Why we wear shoes

Did you know...
Shoes or footwear or footcovers were used so long ago that we take them for granted.
Just ask yourself what would you have done to stop the pain on the bottom of your feet if you had to hunt for food in your bare feet whether in grass or on rocks. Can't you just imagine how that must have hurt. So sooner than later someone came up with the idea of covering the feet with animal hide to protect their feet from this pain.

Studies of the foot bones of ancient humans suggest that some form of sturdy footwear was worn by human beings beginning between 40,000 and 26,000 years ago.
Before words like "ouch" was used the primitive man had to make his way over rocks and discovered the need for covering his feet to protect them. So the first shoes, which were probably sandals, were mats of grass, strips of hide, or even flat pieces of wood. These were fastened to the soles of the feet by thongs that were then bound around the ankles. Of course, in colder regions, these sandals didn’t protect the feet sufficiently, so more material was added and gradually the sandals developed into shoes. Among the first civilized people to make shoes were the Egyptians. They used pads of leather or papyrus, which were bound to the foot by two straps. In order to protect the toes, the front of the sandal was sometimes turned up.

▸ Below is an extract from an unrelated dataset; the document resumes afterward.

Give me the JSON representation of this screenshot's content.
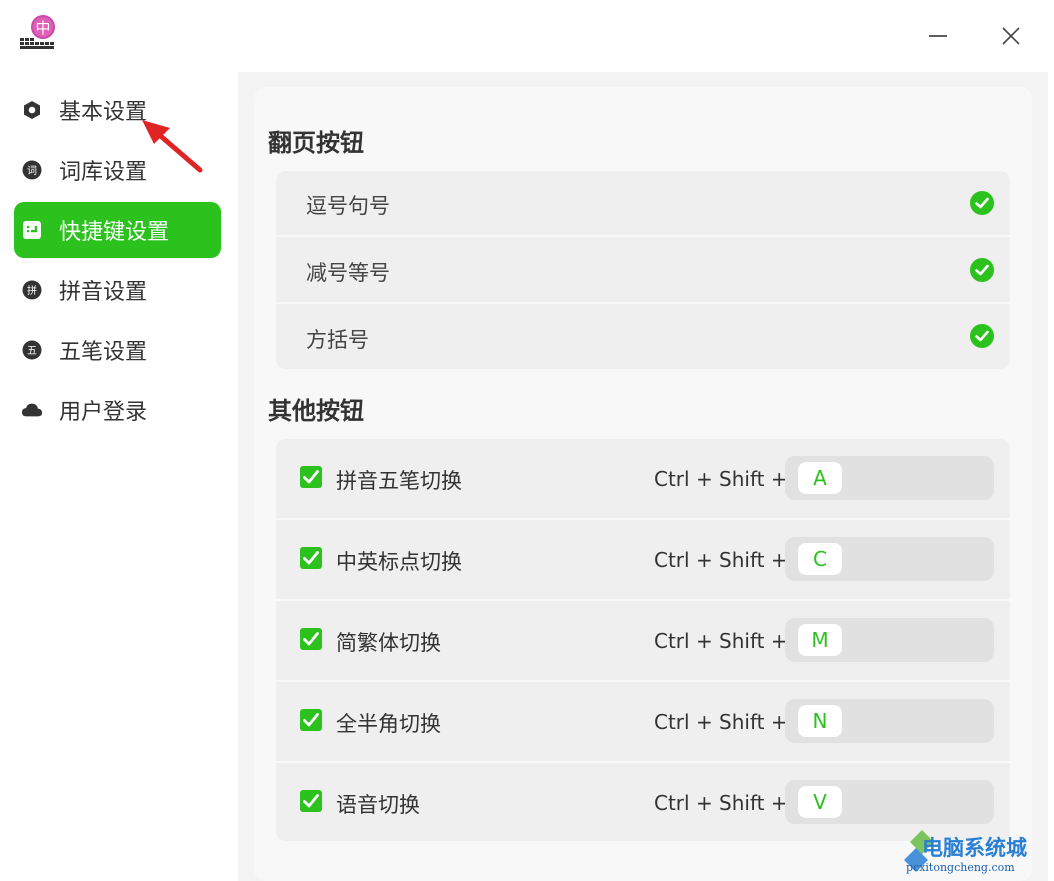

The Romans went a step further and developed a kind of shoe called the calceus They had slits at the side and straps knotted in front. There were different forms of the calceus, to be worn by the different classes of society. In some of the cold regions of the earth, people developed a kind of shoe independently.

For example, they sometimes wore bags padded with grass and tied around the feet. In time, these first foot coverings developed into the moccasins of the Eskimo and the Indian. As far as our modern shoes are concerned, their beginnings can be traced to the Crusades. The Crusaders went on long pilgrimages, and they needed protection for their feet, so it became necessary to create shoes that would last a long time.

The shoes found with the 5,300-year-old “Ice Man” in the Tyrolean Alps were made of skins and braided-bark netting and stuffed with straw and moss. The sandal, a very early form of the shoe, was worn in Egypt, Greece, and Rome; a more ancient example (c.8000 B.C.), woven from plant materials, was found in an Oregon cave. An early form of the boot was also known in Greece and Rome. The characteristic shoe of the Middle Ages was the soft, clinging moccasin, which extended to the ankle. It was highly decorated and was of velvet, cloth of gold, and, increasingly, of leather.

In time, leather shoes of great beauty began to appear in Italy, France, and England. Shoes have always been subject to whims of fashion. For example, at the time of King James I of England, high heels and very soft leathers were fashionable in society. It made for difficult walking, but people insisted on wearing them. At one time, before the appearance of the high heel, long-toed shoes were considered fashionable. The shoes were very narrow, and the toes were 12 and 15 centimeters long, and pointed.

In the American colonies, the earliest known shoemaker was Thomas Beard, who arrived in Salem, Mass., in 1629 and was under contract to make shoes for the Pilgrim colony. Early shoemakers worked at home, in small shops, or as itinerant workers who went to homes to make up the annual supply. Hand processes were used until c.1833


Anonymous said...

Wow, that's really interesting! Shoes have come a long way since... now we have shoes that can be synced with ipods and track your running distance etc. We really don't know how lucky we are!

Thank you so much for the kind comment on my blog :-)


Anonymous said...

i'm really amazed, i couldn't even imagine how far long shoes came from

M.S.CC/track.boy said...

It's humorous how we all think shoes are so good for us when they causeso many foot problems. Go to barefooters.org to see why.